**Dataset excerpts:**
>>>

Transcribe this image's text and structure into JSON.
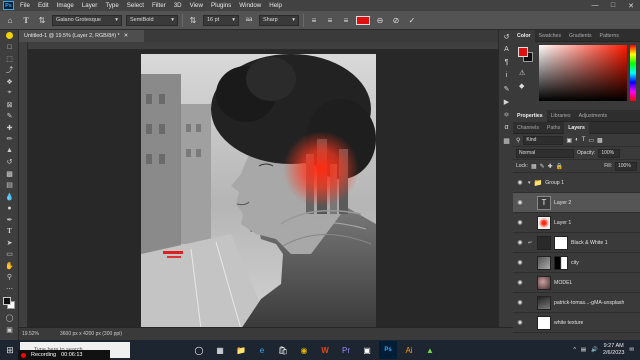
{
  "menu": {
    "logo": "Ps",
    "items": [
      "File",
      "Edit",
      "Image",
      "Layer",
      "Type",
      "Select",
      "Filter",
      "3D",
      "View",
      "Plugins",
      "Window",
      "Help"
    ],
    "window_controls": [
      "minimize-icon",
      "maximize-icon",
      "close-icon"
    ]
  },
  "options": {
    "font_family": "Galano Grotesque",
    "font_style": "SemiBold",
    "font_size": "16 pt",
    "anti_alias": "Sharp",
    "text_color": "#e01010"
  },
  "document": {
    "tab_title": "Untitled-1 @ 19.5% (Layer 2, RGB/8#) *",
    "zoom": "19.52%",
    "info": "3600 px x 4200 px (300 ppi)"
  },
  "color_panel": {
    "tabs": [
      "Color",
      "Swatches",
      "Gradients",
      "Patterns"
    ],
    "foreground": "#e01010",
    "background": "#111111"
  },
  "properties_panel": {
    "tabs": [
      "Properties",
      "Libraries",
      "Adjustments"
    ]
  },
  "layers_panel": {
    "tabs": [
      "Channels",
      "Paths",
      "Layers"
    ],
    "kind_filter": "Kind",
    "blend_mode": "Normal",
    "opacity_label": "Opacity:",
    "opacity_value": "100%",
    "lock_label": "Lock:",
    "fill_label": "Fill:",
    "fill_value": "100%",
    "layers": [
      {
        "name": "Group 1",
        "kind": "group",
        "selected": false
      },
      {
        "name": "Layer 2",
        "kind": "text",
        "selected": true
      },
      {
        "name": "Layer 1",
        "kind": "red",
        "selected": false
      },
      {
        "name": "Black & White 1",
        "kind": "adjust",
        "selected": false
      },
      {
        "name": "city",
        "kind": "city",
        "selected": false
      },
      {
        "name": "MODEL",
        "kind": "model",
        "selected": false
      },
      {
        "name": "patrick-tomas...-gMA-unsplash",
        "kind": "photo",
        "selected": false
      },
      {
        "name": "white texture",
        "kind": "white",
        "selected": false
      }
    ]
  },
  "taskbar": {
    "search_placeholder": "Type here to search",
    "recording_label": "Recording",
    "recording_time": "00:06:13",
    "time": "9:27 AM",
    "date": "2/6/2023"
  }
}
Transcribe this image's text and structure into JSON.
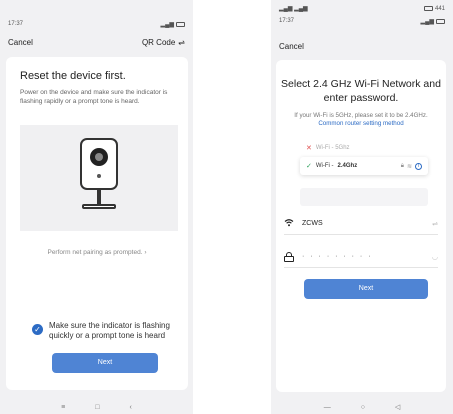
{
  "left": {
    "status_time": "17:37",
    "status_right": "  ",
    "nav": {
      "cancel_label": "Cancel",
      "mode_label": "QR Code",
      "mode_icon": "swap-icon"
    },
    "title": "Reset the device first.",
    "description": "Power on the device and make sure the indicator is flashing rapidly or a prompt tone is heard.",
    "pair_link": "Perform net pairing as prompted.",
    "confirm_text": "Make sure the indicator is flashing quickly or a prompt tone is heard",
    "next_label": "Next"
  },
  "right": {
    "status_top_right": "441",
    "status_time": "17:37",
    "nav": {
      "cancel_label": "Cancel"
    },
    "title": "Select 2.4 GHz Wi-Fi Network and enter password.",
    "description": "If your Wi-Fi is 5GHz, please set it to be 2.4GHz.",
    "description_link": "Common router setting method",
    "wifi_5g_label": "Wi-Fi - 5Ghz",
    "wifi_24_prefix": "Wi-Fi -",
    "wifi_24_band": "2.4Ghz",
    "ssid_value": "ZCWS",
    "password_mask": "· · · · · · · · ·",
    "next_label": "Next"
  },
  "colors": {
    "accent": "#4f84d4",
    "link": "#2c6bc4",
    "background": "#f1f1f3"
  }
}
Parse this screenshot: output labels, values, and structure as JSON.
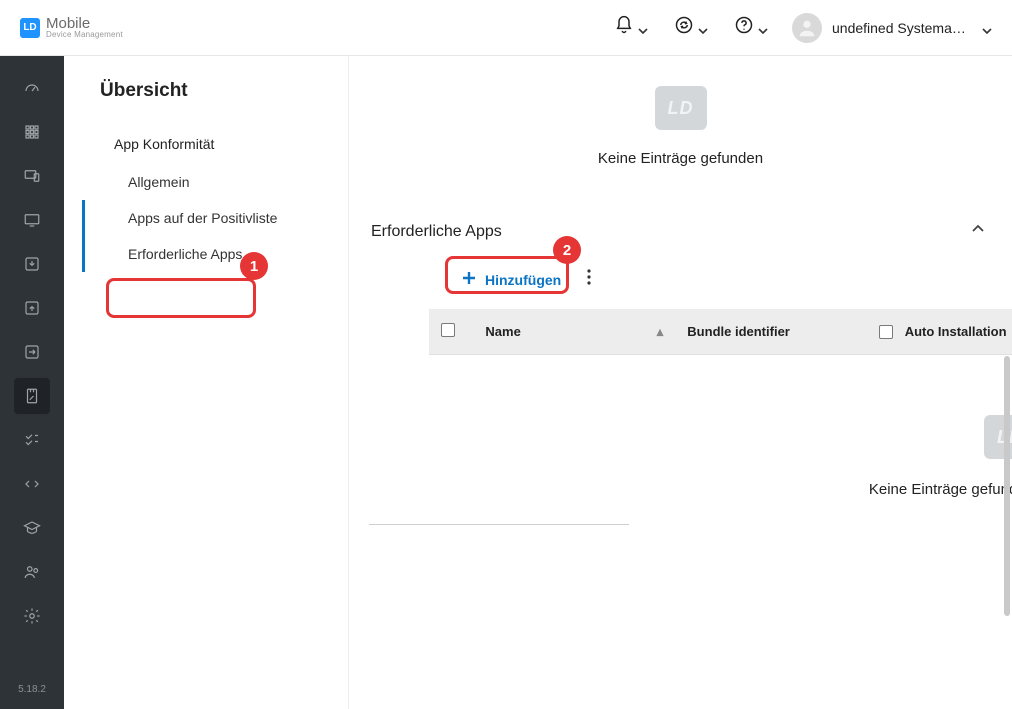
{
  "brand": {
    "logo_text": "LD",
    "title": "Mobile",
    "subtitle": "Device Management"
  },
  "header": {
    "user_name": "undefined Systemadmi…"
  },
  "rail": {
    "version": "5.18.2"
  },
  "sidebar": {
    "title": "Übersicht",
    "group": "App Konformität",
    "items": [
      "Allgemein",
      "Apps auf der Positivliste",
      "Erforderliche Apps"
    ],
    "selected_index": 2
  },
  "main": {
    "empty1": {
      "placeholder": "LD",
      "text": "Keine Einträge gefunden"
    },
    "section_title": "Erforderliche Apps",
    "add_label": "Hinzufügen",
    "table": {
      "columns": [
        "Name",
        "Bundle identifier",
        "Auto Installation"
      ]
    },
    "empty2": {
      "placeholder": "LD",
      "text": "Keine Einträge gefunden"
    }
  },
  "annotations": {
    "c1": "1",
    "c2": "2"
  }
}
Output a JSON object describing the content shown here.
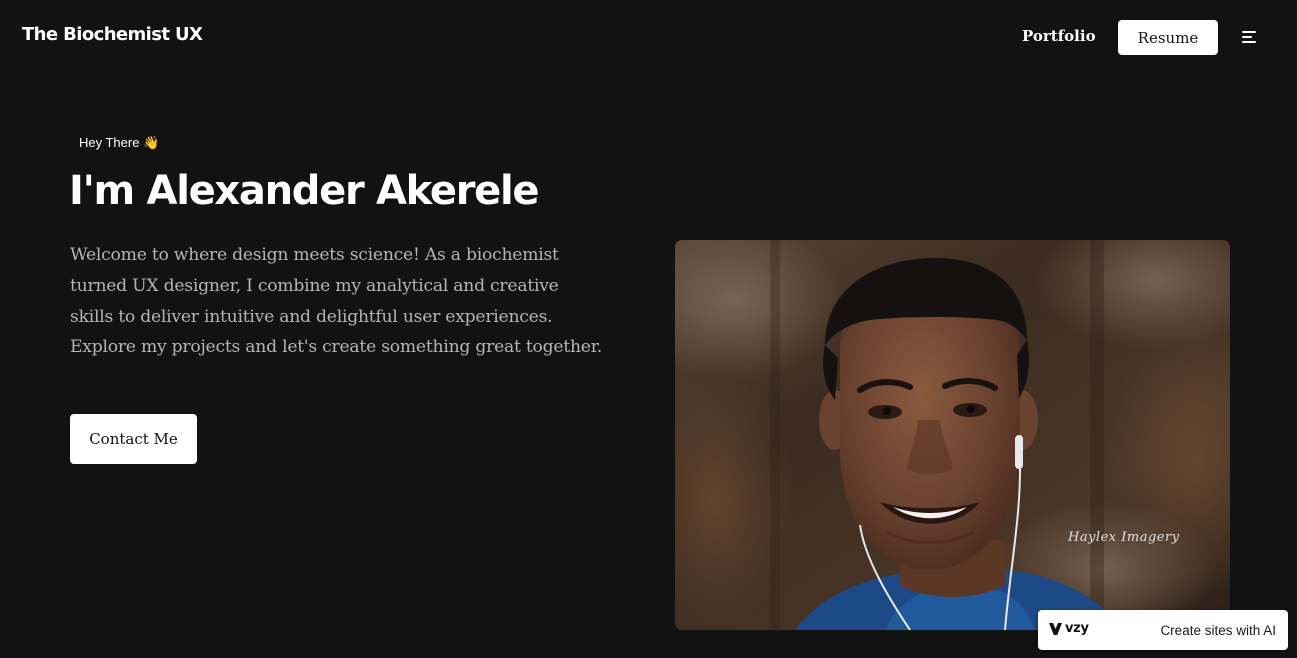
{
  "header": {
    "brand": "The Biochemist UX",
    "nav_portfolio": "Portfolio",
    "resume_label": "Resume",
    "menu_icon": "hamburger-menu-icon"
  },
  "hero": {
    "eyebrow": "Hey There 👋",
    "title": "I'm Alexander Akerele",
    "description": "Welcome to where design meets science! As a biochemist turned UX designer, I combine my analytical and creative skills to deliver intuitive and delightful user experiences. Explore my projects and let's create something great together.",
    "contact_label": "Contact Me"
  },
  "portrait": {
    "watermark": "Haylex Imagery"
  },
  "badge": {
    "logo_text": "vzy",
    "tagline": "Create sites with AI"
  },
  "colors": {
    "background": "#121212",
    "text": "#ffffff",
    "muted_text": "#b5b5b5",
    "button_bg": "#ffffff",
    "button_text": "#121212"
  }
}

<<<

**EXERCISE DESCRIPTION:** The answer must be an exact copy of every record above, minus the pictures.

**EXPECTED ANSWER:**
Transcribe this image's text and structure into JSON.
{
  "menu": {
    "logo": "Ps",
    "items": [
      "File",
      "Edit",
      "Image",
      "Layer",
      "Type",
      "Select",
      "Filter",
      "3D",
      "View",
      "Plugins",
      "Window",
      "Help"
    ],
    "window_controls": [
      "minimize-icon",
      "maximize-icon",
      "close-icon"
    ]
  },
  "options": {
    "font_family": "Galano Grotesque",
    "font_style": "SemiBold",
    "font_size": "16 pt",
    "anti_alias": "Sharp",
    "text_color": "#e01010"
  },
  "document": {
    "tab_title": "Untitled-1 @ 19.5% (Layer 2, RGB/8#) *",
    "zoom": "19.52%",
    "info": "3600 px x 4200 px (300 ppi)"
  },
  "color_panel": {
    "tabs": [
      "Color",
      "Swatches",
      "Gradients",
      "Patterns"
    ],
    "foreground": "#e01010",
    "background": "#111111"
  },
  "properties_panel": {
    "tabs": [
      "Properties",
      "Libraries",
      "Adjustments"
    ]
  },
  "layers_panel": {
    "tabs": [
      "Channels",
      "Paths",
      "Layers"
    ],
    "kind_filter": "Kind",
    "blend_mode": "Normal",
    "opacity_label": "Opacity:",
    "opacity_value": "100%",
    "lock_label": "Lock:",
    "fill_label": "Fill:",
    "fill_value": "100%",
    "layers": [
      {
        "name": "Group 1",
        "kind": "group",
        "selected": false
      },
      {
        "name": "Layer 2",
        "kind": "text",
        "selected": true
      },
      {
        "name": "Layer 1",
        "kind": "red",
        "selected": false
      },
      {
        "name": "Black & White 1",
        "kind": "adjust",
        "selected": false
      },
      {
        "name": "city",
        "kind": "city",
        "selected": false
      },
      {
        "name": "MODEL",
        "kind": "model",
        "selected": false
      },
      {
        "name": "patrick-tomas...-gMA-unsplash",
        "kind": "photo",
        "selected": false
      },
      {
        "name": "white texture",
        "kind": "white",
        "selected": false
      }
    ]
  },
  "taskbar": {
    "search_placeholder": "Type here to search",
    "recording_label": "Recording",
    "recording_time": "00:06:13",
    "time": "9:27 AM",
    "date": "2/6/2023"
  }
}
Transcribe this image's text and structure into JSON.
{
  "left": {
    "status_time": "17:37",
    "status_right": "  ",
    "nav": {
      "cancel_label": "Cancel",
      "mode_label": "QR Code",
      "mode_icon": "swap-icon"
    },
    "title": "Reset the device first.",
    "description": "Power on the device and make sure the indicator is flashing rapidly or a prompt tone is heard.",
    "pair_link": "Perform net pairing as prompted.",
    "confirm_text": "Make sure the indicator is flashing quickly or a prompt tone is heard",
    "next_label": "Next"
  },
  "right": {
    "status_top_right": "441",
    "status_time": "17:37",
    "nav": {
      "cancel_label": "Cancel"
    },
    "title": "Select 2.4 GHz Wi-Fi Network and enter password.",
    "description": "If your Wi-Fi is 5GHz, please set it to be 2.4GHz.",
    "description_link": "Common router setting method",
    "wifi_5g_label": "Wi-Fi - 5Ghz",
    "wifi_24_prefix": "Wi-Fi -",
    "wifi_24_band": "2.4Ghz",
    "ssid_value": "ZCWS",
    "password_mask": "· · · · · · · · ·",
    "next_label": "Next"
  },
  "colors": {
    "accent": "#4f84d4",
    "link": "#2c6bc4",
    "background": "#f1f1f3"
  }
}
Parse this screenshot: output labels, values, and structure as JSON.
{
  "brand": {
    "logo_text": "LD",
    "title": "Mobile",
    "subtitle": "Device Management"
  },
  "header": {
    "user_name": "undefined Systemadmi…"
  },
  "rail": {
    "version": "5.18.2"
  },
  "sidebar": {
    "title": "Übersicht",
    "group": "App Konformität",
    "items": [
      "Allgemein",
      "Apps auf der Positivliste",
      "Erforderliche Apps"
    ],
    "selected_index": 2
  },
  "main": {
    "empty1": {
      "placeholder": "LD",
      "text": "Keine Einträge gefunden"
    },
    "section_title": "Erforderliche Apps",
    "add_label": "Hinzufügen",
    "table": {
      "columns": [
        "Name",
        "Bundle identifier",
        "Auto Installation"
      ]
    },
    "empty2": {
      "placeholder": "LD",
      "text": "Keine Einträge gefunden"
    }
  },
  "annotations": {
    "c1": "1",
    "c2": "2"
  }
}
Output a JSON object describing the content shown here.
{
  "header": {
    "brand": "The Biochemist UX",
    "nav_portfolio": "Portfolio",
    "resume_label": "Resume",
    "menu_icon": "hamburger-menu-icon"
  },
  "hero": {
    "eyebrow": "Hey There 👋",
    "title": "I'm Alexander Akerele",
    "description": "Welcome to where design meets science! As a biochemist turned UX designer, I combine my analytical and creative skills to deliver intuitive and delightful user experiences. Explore my projects and let's create something great together.",
    "contact_label": "Contact Me"
  },
  "portrait": {
    "watermark": "Haylex Imagery"
  },
  "badge": {
    "logo_text": "vzy",
    "tagline": "Create sites with AI"
  },
  "colors": {
    "background": "#121212",
    "text": "#ffffff",
    "muted_text": "#b5b5b5",
    "button_bg": "#ffffff",
    "button_text": "#121212"
  }
}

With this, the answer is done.